Nothing epitomises this frame of mind more than the notorious opinion piece by Baburam Bhattarai. It was Soviet-era propaganda at its best, and proved the maxim: "since the completely unbelievable is relatively more believable than the scarcely believable, it makes more sense, if one has to lie, to tell a big lie rather than a small lie". Baburam's piece was untruthful, in bad taste, and came at a volatile time. You could question the editor's judgement. But come on, Home Minister, to put him in jail? By its inept handling of the Kantipur affair, the government has helped shift the focus of attention from a specific instance of incompetence of our national media to the larger issue of freedom of the press. The fact that our so-called national dailies are little more than broadsheet versions of yellow rags of yesteryear has now been eclipsed by this needless controversy.

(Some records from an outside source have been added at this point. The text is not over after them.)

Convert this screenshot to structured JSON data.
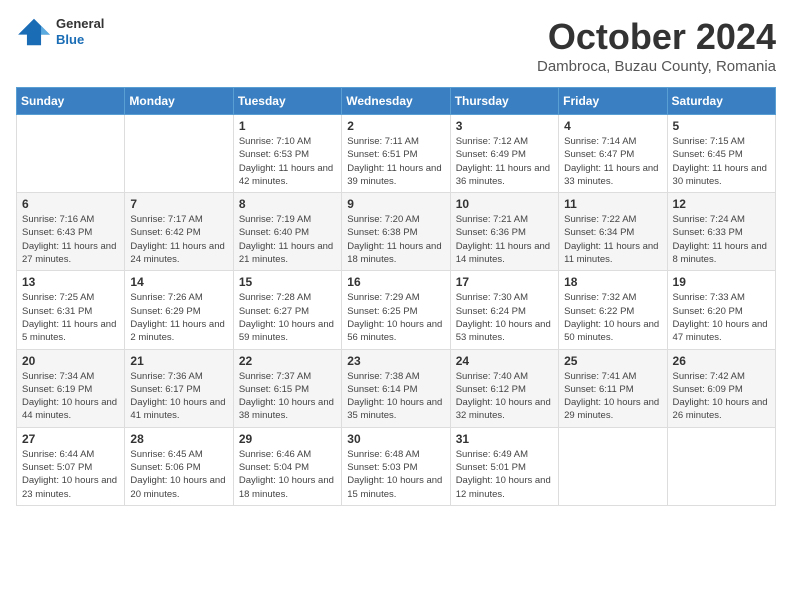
{
  "logo": {
    "general": "General",
    "blue": "Blue"
  },
  "header": {
    "month": "October 2024",
    "location": "Dambroca, Buzau County, Romania"
  },
  "weekdays": [
    "Sunday",
    "Monday",
    "Tuesday",
    "Wednesday",
    "Thursday",
    "Friday",
    "Saturday"
  ],
  "weeks": [
    [
      {
        "day": "",
        "info": ""
      },
      {
        "day": "",
        "info": ""
      },
      {
        "day": "1",
        "info": "Sunrise: 7:10 AM\nSunset: 6:53 PM\nDaylight: 11 hours and 42 minutes."
      },
      {
        "day": "2",
        "info": "Sunrise: 7:11 AM\nSunset: 6:51 PM\nDaylight: 11 hours and 39 minutes."
      },
      {
        "day": "3",
        "info": "Sunrise: 7:12 AM\nSunset: 6:49 PM\nDaylight: 11 hours and 36 minutes."
      },
      {
        "day": "4",
        "info": "Sunrise: 7:14 AM\nSunset: 6:47 PM\nDaylight: 11 hours and 33 minutes."
      },
      {
        "day": "5",
        "info": "Sunrise: 7:15 AM\nSunset: 6:45 PM\nDaylight: 11 hours and 30 minutes."
      }
    ],
    [
      {
        "day": "6",
        "info": "Sunrise: 7:16 AM\nSunset: 6:43 PM\nDaylight: 11 hours and 27 minutes."
      },
      {
        "day": "7",
        "info": "Sunrise: 7:17 AM\nSunset: 6:42 PM\nDaylight: 11 hours and 24 minutes."
      },
      {
        "day": "8",
        "info": "Sunrise: 7:19 AM\nSunset: 6:40 PM\nDaylight: 11 hours and 21 minutes."
      },
      {
        "day": "9",
        "info": "Sunrise: 7:20 AM\nSunset: 6:38 PM\nDaylight: 11 hours and 18 minutes."
      },
      {
        "day": "10",
        "info": "Sunrise: 7:21 AM\nSunset: 6:36 PM\nDaylight: 11 hours and 14 minutes."
      },
      {
        "day": "11",
        "info": "Sunrise: 7:22 AM\nSunset: 6:34 PM\nDaylight: 11 hours and 11 minutes."
      },
      {
        "day": "12",
        "info": "Sunrise: 7:24 AM\nSunset: 6:33 PM\nDaylight: 11 hours and 8 minutes."
      }
    ],
    [
      {
        "day": "13",
        "info": "Sunrise: 7:25 AM\nSunset: 6:31 PM\nDaylight: 11 hours and 5 minutes."
      },
      {
        "day": "14",
        "info": "Sunrise: 7:26 AM\nSunset: 6:29 PM\nDaylight: 11 hours and 2 minutes."
      },
      {
        "day": "15",
        "info": "Sunrise: 7:28 AM\nSunset: 6:27 PM\nDaylight: 10 hours and 59 minutes."
      },
      {
        "day": "16",
        "info": "Sunrise: 7:29 AM\nSunset: 6:25 PM\nDaylight: 10 hours and 56 minutes."
      },
      {
        "day": "17",
        "info": "Sunrise: 7:30 AM\nSunset: 6:24 PM\nDaylight: 10 hours and 53 minutes."
      },
      {
        "day": "18",
        "info": "Sunrise: 7:32 AM\nSunset: 6:22 PM\nDaylight: 10 hours and 50 minutes."
      },
      {
        "day": "19",
        "info": "Sunrise: 7:33 AM\nSunset: 6:20 PM\nDaylight: 10 hours and 47 minutes."
      }
    ],
    [
      {
        "day": "20",
        "info": "Sunrise: 7:34 AM\nSunset: 6:19 PM\nDaylight: 10 hours and 44 minutes."
      },
      {
        "day": "21",
        "info": "Sunrise: 7:36 AM\nSunset: 6:17 PM\nDaylight: 10 hours and 41 minutes."
      },
      {
        "day": "22",
        "info": "Sunrise: 7:37 AM\nSunset: 6:15 PM\nDaylight: 10 hours and 38 minutes."
      },
      {
        "day": "23",
        "info": "Sunrise: 7:38 AM\nSunset: 6:14 PM\nDaylight: 10 hours and 35 minutes."
      },
      {
        "day": "24",
        "info": "Sunrise: 7:40 AM\nSunset: 6:12 PM\nDaylight: 10 hours and 32 minutes."
      },
      {
        "day": "25",
        "info": "Sunrise: 7:41 AM\nSunset: 6:11 PM\nDaylight: 10 hours and 29 minutes."
      },
      {
        "day": "26",
        "info": "Sunrise: 7:42 AM\nSunset: 6:09 PM\nDaylight: 10 hours and 26 minutes."
      }
    ],
    [
      {
        "day": "27",
        "info": "Sunrise: 6:44 AM\nSunset: 5:07 PM\nDaylight: 10 hours and 23 minutes."
      },
      {
        "day": "28",
        "info": "Sunrise: 6:45 AM\nSunset: 5:06 PM\nDaylight: 10 hours and 20 minutes."
      },
      {
        "day": "29",
        "info": "Sunrise: 6:46 AM\nSunset: 5:04 PM\nDaylight: 10 hours and 18 minutes."
      },
      {
        "day": "30",
        "info": "Sunrise: 6:48 AM\nSunset: 5:03 PM\nDaylight: 10 hours and 15 minutes."
      },
      {
        "day": "31",
        "info": "Sunrise: 6:49 AM\nSunset: 5:01 PM\nDaylight: 10 hours and 12 minutes."
      },
      {
        "day": "",
        "info": ""
      },
      {
        "day": "",
        "info": ""
      }
    ]
  ]
}
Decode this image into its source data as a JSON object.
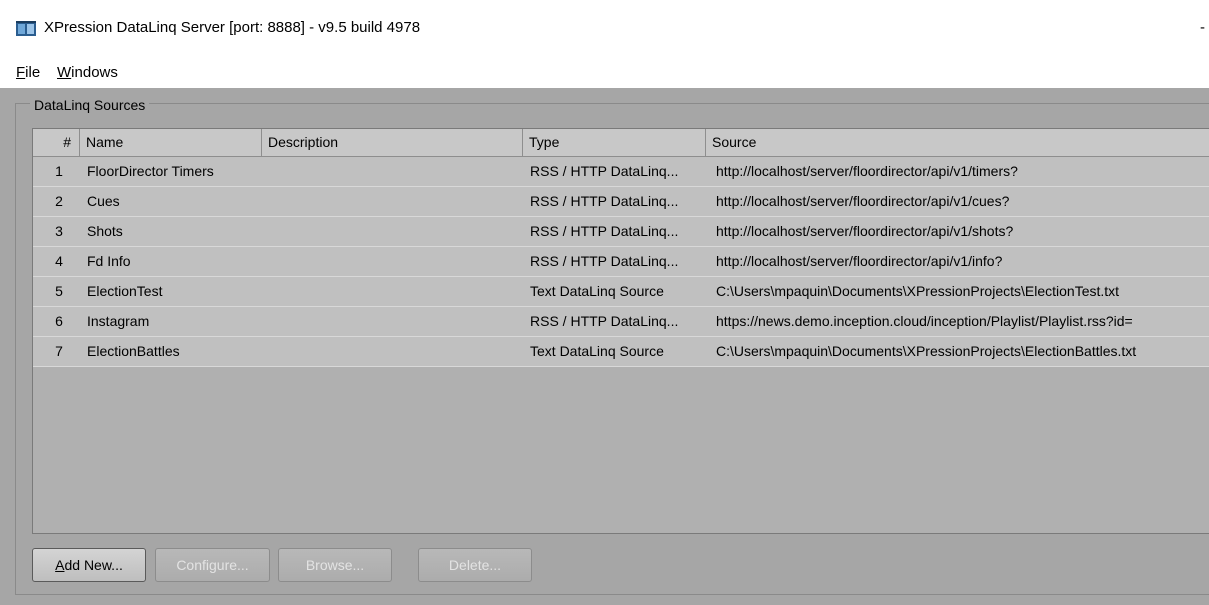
{
  "window": {
    "title": "XPression DataLinq Server [port: 8888] - v9.5 build 4978",
    "title_right": "-"
  },
  "menu": [
    {
      "label": "File"
    },
    {
      "label": "Windows"
    }
  ],
  "group": {
    "title": "DataLinq Sources"
  },
  "grid": {
    "columns": [
      "#",
      "Name",
      "Description",
      "Type",
      "Source"
    ],
    "rows": [
      {
        "num": "1",
        "name": "FloorDirector Timers",
        "description": "",
        "type": "RSS / HTTP DataLinq...",
        "source": "http://localhost/server/floordirector/api/v1/timers?"
      },
      {
        "num": "2",
        "name": "Cues",
        "description": "",
        "type": "RSS / HTTP DataLinq...",
        "source": "http://localhost/server/floordirector/api/v1/cues?"
      },
      {
        "num": "3",
        "name": "Shots",
        "description": "",
        "type": "RSS / HTTP DataLinq...",
        "source": "http://localhost/server/floordirector/api/v1/shots?"
      },
      {
        "num": "4",
        "name": "Fd Info",
        "description": "",
        "type": "RSS / HTTP DataLinq...",
        "source": "http://localhost/server/floordirector/api/v1/info?"
      },
      {
        "num": "5",
        "name": "ElectionTest",
        "description": "",
        "type": "Text DataLinq Source",
        "source": "C:\\Users\\mpaquin\\Documents\\XPressionProjects\\ElectionTest.txt"
      },
      {
        "num": "6",
        "name": "Instagram",
        "description": "",
        "type": "RSS / HTTP DataLinq...",
        "source": "https://news.demo.inception.cloud/inception/Playlist/Playlist.rss?id="
      },
      {
        "num": "7",
        "name": "ElectionBattles",
        "description": "",
        "type": "Text DataLinq Source",
        "source": "C:\\Users\\mpaquin\\Documents\\XPressionProjects\\ElectionBattles.txt"
      }
    ]
  },
  "buttons": {
    "add_new": "Add New...",
    "configure": "Configure...",
    "browse": "Browse...",
    "delete": "Delete..."
  }
}
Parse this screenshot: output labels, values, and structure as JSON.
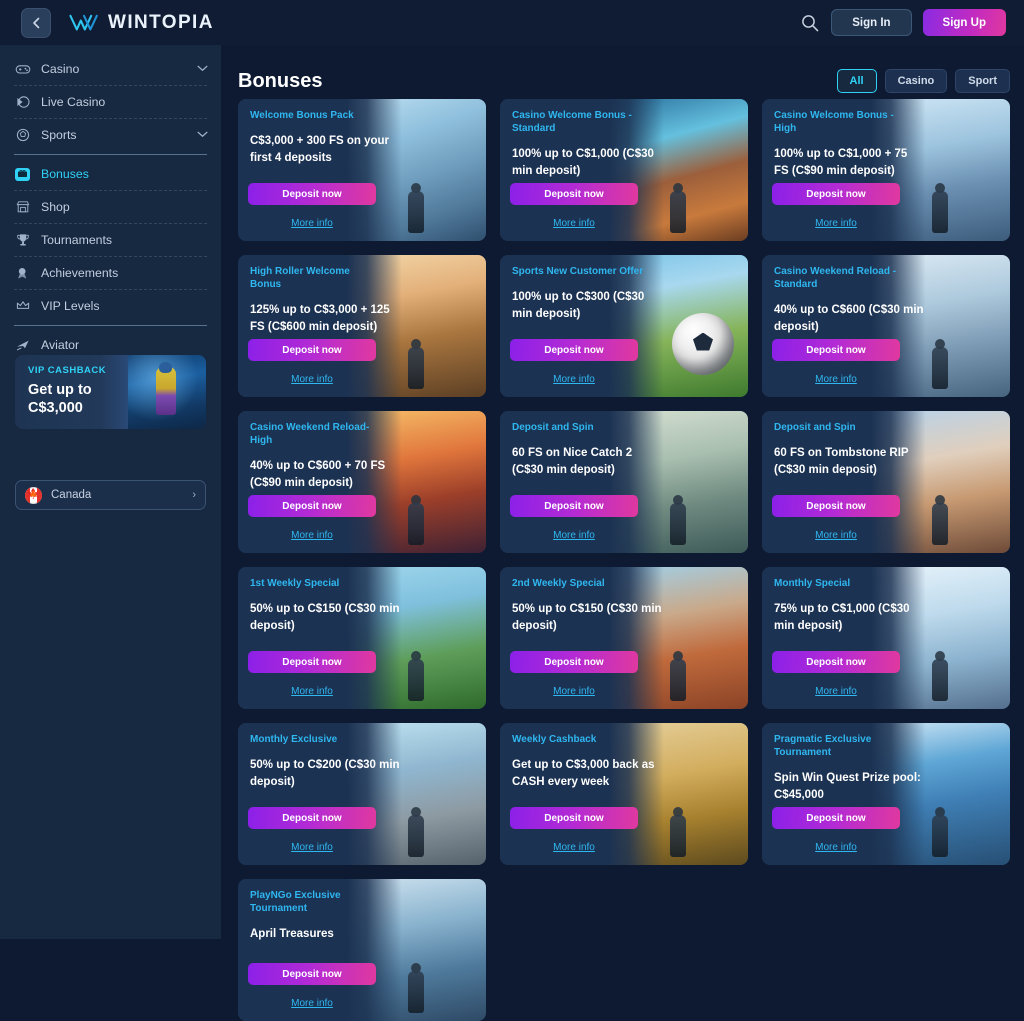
{
  "topbar": {
    "collapse_icon": "chevron-left-icon",
    "brand_name": "WINTOPIA",
    "search_icon": "search-icon",
    "sign_in_label": "Sign In",
    "sign_up_label": "Sign Up",
    "accent_purple": "#8c20e8",
    "accent_pink": "#e0389f"
  },
  "sidebar": {
    "items": [
      {
        "label": "Casino",
        "icon": "gamepad-icon",
        "chevron": "⌄",
        "active": false,
        "expandable": true
      },
      {
        "label": "Live Casino",
        "icon": "live-play-icon",
        "chevron": "",
        "active": false,
        "expandable": false
      },
      {
        "label": "Sports",
        "icon": "soccer-icon",
        "chevron": "⌄",
        "active": false,
        "expandable": true
      },
      {
        "label": "Bonuses",
        "icon": "gift-icon",
        "chevron": "",
        "active": true,
        "expandable": false
      },
      {
        "label": "Shop",
        "icon": "store-icon",
        "chevron": "",
        "active": false,
        "expandable": false
      },
      {
        "label": "Tournaments",
        "icon": "trophy-icon",
        "chevron": "",
        "active": false,
        "expandable": false
      },
      {
        "label": "Achievements",
        "icon": "medal-icon",
        "chevron": "",
        "active": false,
        "expandable": false
      },
      {
        "label": "VIP Levels",
        "icon": "crown-icon",
        "chevron": "",
        "active": false,
        "expandable": false
      },
      {
        "label": "Aviator",
        "icon": "plane-icon",
        "chevron": "",
        "active": false,
        "expandable": false
      }
    ],
    "vip_banner": {
      "label": "VIP CASHBACK",
      "headline_line1": "Get up to",
      "headline_line2": "C$3,000",
      "accent": "#2fd2f5"
    },
    "country": {
      "name": "Canada",
      "flag_icon": "canada-flag-icon",
      "chevron_icon": "chevron-right-icon"
    }
  },
  "main": {
    "page_title": "Bonuses",
    "filters": [
      {
        "label": "All",
        "active": true
      },
      {
        "label": "Casino",
        "active": false
      },
      {
        "label": "Sport",
        "active": false
      }
    ],
    "card_cta": "Deposit now",
    "card_link": "More info",
    "cards": [
      {
        "title": "Welcome Bonus Pack",
        "desc": "C$3,000 + 300 FS on your first 4 deposits",
        "art": "art-mtn-blue"
      },
      {
        "title": "Casino Welcome Bonus - Standard",
        "desc": "100% up to C$1,000 (C$30 min deposit)",
        "art": "art-fjord"
      },
      {
        "title": "Casino Welcome Bonus - High",
        "desc": "100% up to C$1,000 + 75 FS (C$90 min deposit)",
        "art": "art-snowman"
      },
      {
        "title": "High Roller Welcome Bonus",
        "desc": "125% up to C$3,000 + 125 FS (C$600 min deposit)",
        "art": "art-sunrise"
      },
      {
        "title": "Sports New Customer Offer",
        "desc": "100% up to C$300 (C$30 min deposit)",
        "art": "art-soccer"
      },
      {
        "title": "Casino Weekend Reload - Standard",
        "desc": "40% up to C$600 (C$30 min deposit)",
        "art": "art-ridge"
      },
      {
        "title": "Casino Weekend Reload-High",
        "desc": "40% up to C$600 + 70 FS (C$90 min deposit)",
        "art": "art-sunsetmtn"
      },
      {
        "title": "Deposit and Spin",
        "desc": "60 FS on Nice Catch 2 (C$30 min deposit)",
        "art": "art-bridge"
      },
      {
        "title": "Deposit and Spin",
        "desc": "60 FS on Tombstone RIP (C$30 min deposit)",
        "art": "art-clouds"
      },
      {
        "title": "1st Weekly Special",
        "desc": "50% up to C$150 (C$30 min deposit)",
        "art": "art-field"
      },
      {
        "title": "2nd Weekly Special",
        "desc": "50% up to C$150 (C$30 min deposit)",
        "art": "art-tennis"
      },
      {
        "title": "Monthly Special",
        "desc": "75% up to C$1,000 (C$30 min deposit)",
        "art": "art-ice"
      },
      {
        "title": "Monthly Exclusive",
        "desc": "50% up to C$200 (C$30 min deposit)",
        "art": "art-basket"
      },
      {
        "title": "Weekly Cashback",
        "desc": "Get up to C$3,000 back as CASH every week",
        "art": "art-coins"
      },
      {
        "title": "Pragmatic Exclusive Tournament",
        "desc": "Spin Win Quest Prize pool: C$45,000",
        "art": "art-flag"
      },
      {
        "title": "PlayNGo Exclusive Tournament",
        "desc": "April Treasures",
        "art": "art-waterfall"
      }
    ]
  }
}
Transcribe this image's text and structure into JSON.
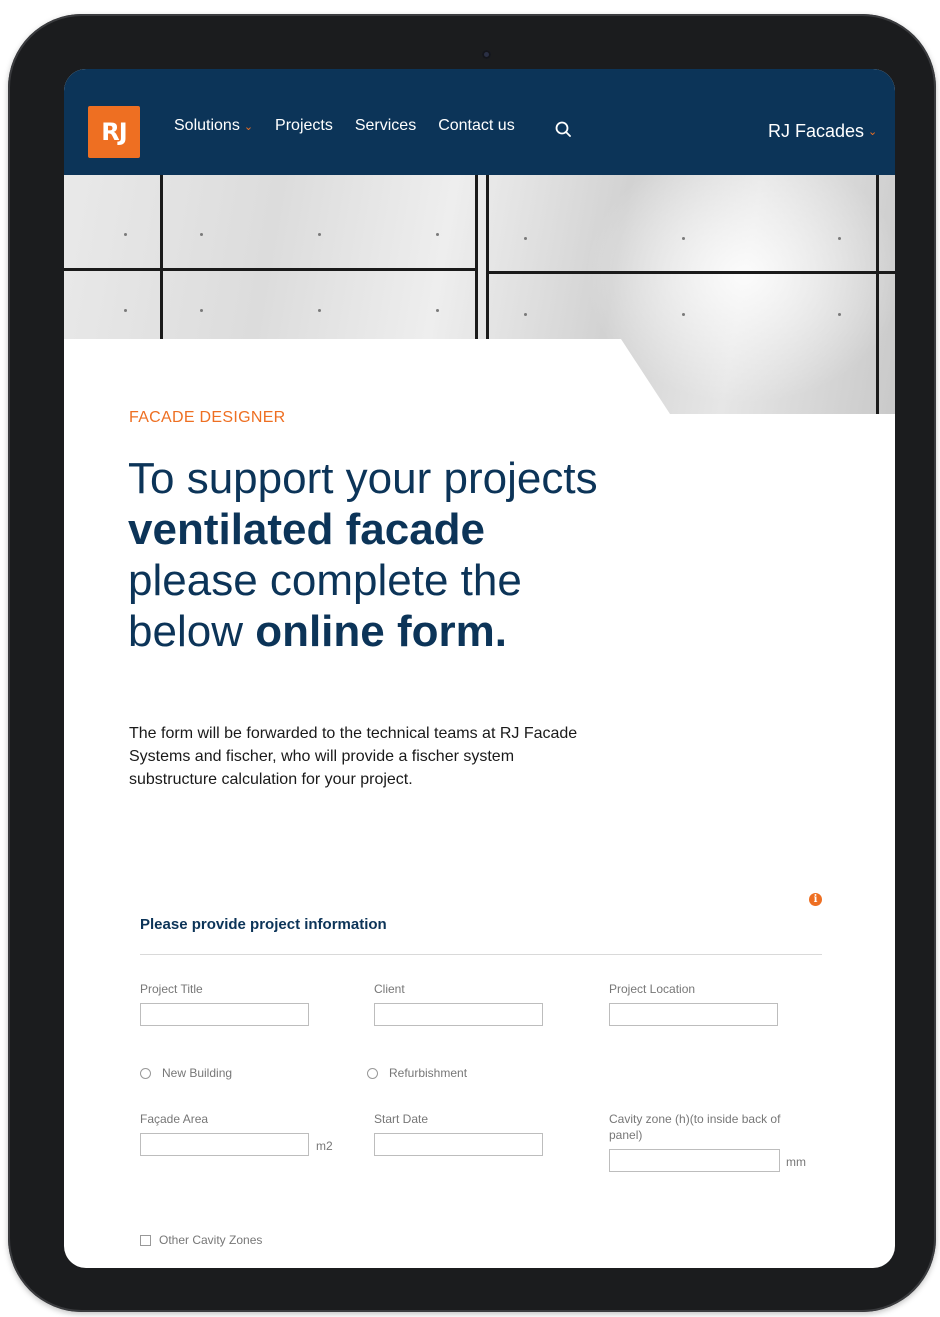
{
  "nav": {
    "logo": "RJ",
    "items": [
      {
        "label": "Solutions",
        "has_dropdown": true
      },
      {
        "label": "Projects",
        "has_dropdown": false
      },
      {
        "label": "Services",
        "has_dropdown": false
      },
      {
        "label": "Contact us",
        "has_dropdown": false
      }
    ],
    "search_icon": "search-icon",
    "brand_menu": "RJ Facades"
  },
  "hero": {
    "eyebrow": "FACADE DESIGNER",
    "headline": [
      {
        "text": "To support your projects ",
        "bold": false
      },
      {
        "text": "ventilated facade",
        "bold": true
      },
      {
        "text": " please complete the below ",
        "bold": false
      },
      {
        "text": "online form.",
        "bold": true
      }
    ],
    "intro": "The form will be forwarded to the technical teams at RJ Facade Systems and fischer, who will provide a fischer system substructure calculation for your project."
  },
  "form": {
    "title": "Please provide project information",
    "fields": {
      "project_title": {
        "label": "Project Title",
        "value": ""
      },
      "client": {
        "label": "Client",
        "value": ""
      },
      "project_location": {
        "label": "Project Location",
        "value": ""
      },
      "facade_area": {
        "label": "Façade Area",
        "value": "",
        "unit": "m2"
      },
      "start_date": {
        "label": "Start Date",
        "value": ""
      },
      "cavity_zone": {
        "label": "Cavity zone (h)(to inside back of panel)",
        "value": "",
        "unit": "mm"
      }
    },
    "building_type": {
      "options": [
        "New Building",
        "Refurbishment"
      ],
      "selected": null
    },
    "other_cavity_zones": {
      "label": "Other Cavity Zones",
      "checked": false
    }
  },
  "colors": {
    "navy": "#0c3458",
    "accent": "#ee6f22"
  }
}
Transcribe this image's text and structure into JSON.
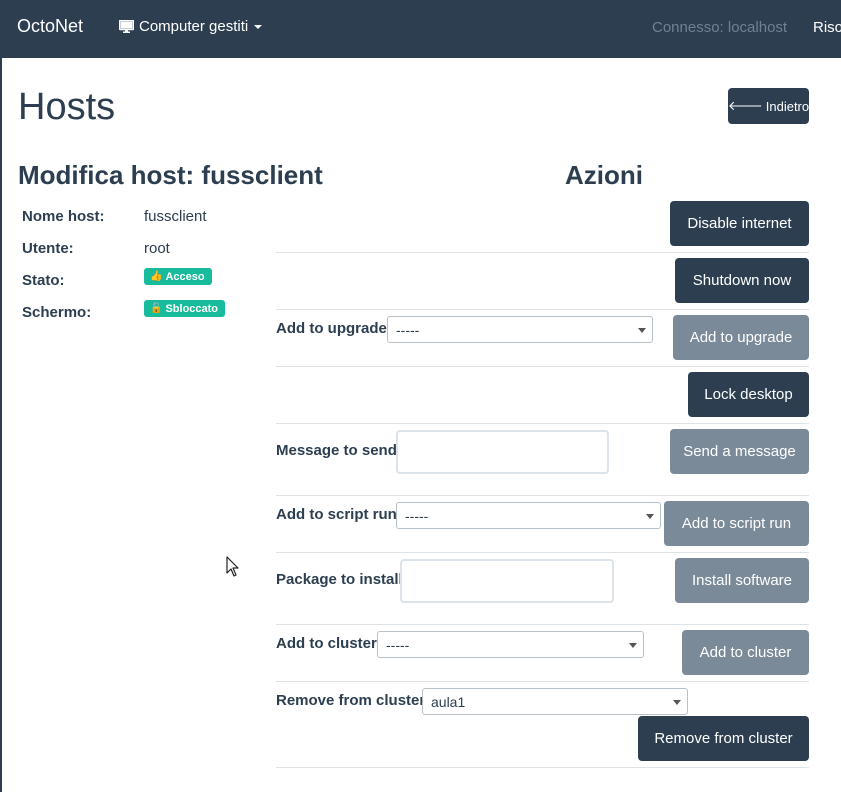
{
  "navbar": {
    "brand": "OctoNet",
    "menu_label": "Computer gestiti",
    "status": "Connesso: localhost",
    "right_link": "Riso"
  },
  "page": {
    "title": "Hosts",
    "back_label": "Indietro"
  },
  "host": {
    "heading": "Modifica host: fussclient",
    "fields": [
      {
        "label": "Nome host:",
        "value": "fussclient"
      },
      {
        "label": "Utente:",
        "value": "root"
      },
      {
        "label": "Stato:",
        "value": "Acceso"
      },
      {
        "label": "Schermo:",
        "value": "Sbloccato"
      }
    ],
    "status_color": "#18bc9c"
  },
  "actions": {
    "heading": "Azioni",
    "disable_internet": "Disable internet",
    "shutdown": "Shutdown now",
    "upgrade": {
      "label": "Add to upgrade:",
      "selected": "-----",
      "button": "Add to upgrade"
    },
    "lock": "Lock desktop",
    "message": {
      "label": "Message to send:",
      "value": "",
      "button": "Send a message"
    },
    "script": {
      "label": "Add to script run:",
      "selected": "-----",
      "button": "Add to script run"
    },
    "package": {
      "label": "Package to install:",
      "value": "",
      "button": "Install software"
    },
    "cluster_add": {
      "label": "Add to cluster:",
      "selected": "-----",
      "button": "Add to cluster"
    },
    "cluster_remove": {
      "label": "Remove from cluster:",
      "selected": "aula1",
      "button": "Remove from cluster"
    }
  },
  "colors": {
    "primary": "#2c3e50",
    "secondary": "#7b8a98",
    "success": "#18bc9c"
  }
}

Here is a government that muddled with the state media, and is now trying to distract attention by meddling with the private media, giving the impression that it is muzzling the press. Refusing to learn from their own mistakes is the defining characteristic of Nepali politicians, and the Ministry of Information and Communication has blundered once again by insisting that foreign journalists acquire accreditation before reporting. In this day and age?
Regulating the press is not only impossible, it is pointless and counter-productive. It gets the rumour mills going, and information-starved people begin to believe the wildest rumours, the wilder the better.
The only institution that can regulate the press is its own professionalism. That will take time to develop, and there are no short-cuts to learning by doing and committing one's own mistakes. By imprisoning media, the government makes matters worse by pushing the press to manufacturing self-justification rather than carrying out self-examination.
As for the palace, the lesson of the crisis is clear: the traditional opacity of the royals is an anachronism that weakens constitutional monarchy. It must open up in future if it is to maintain its dignity. Only transparency can stop the domestic yellow rags and the international gutter press from displaying dirty royal linen.
In India's countryside, villagers cope with black humour. Whenever there is a caste massacre, the first to arrive are the vultures, followed closely by reporters, then the police, and finally the priests. So it is here too. We will know when the cameras of Zee and Star and CNN have finally left the Valley (following Mr Sapkota and the elephant-borne ghosts of dead kings) that at last things are getting back to normal.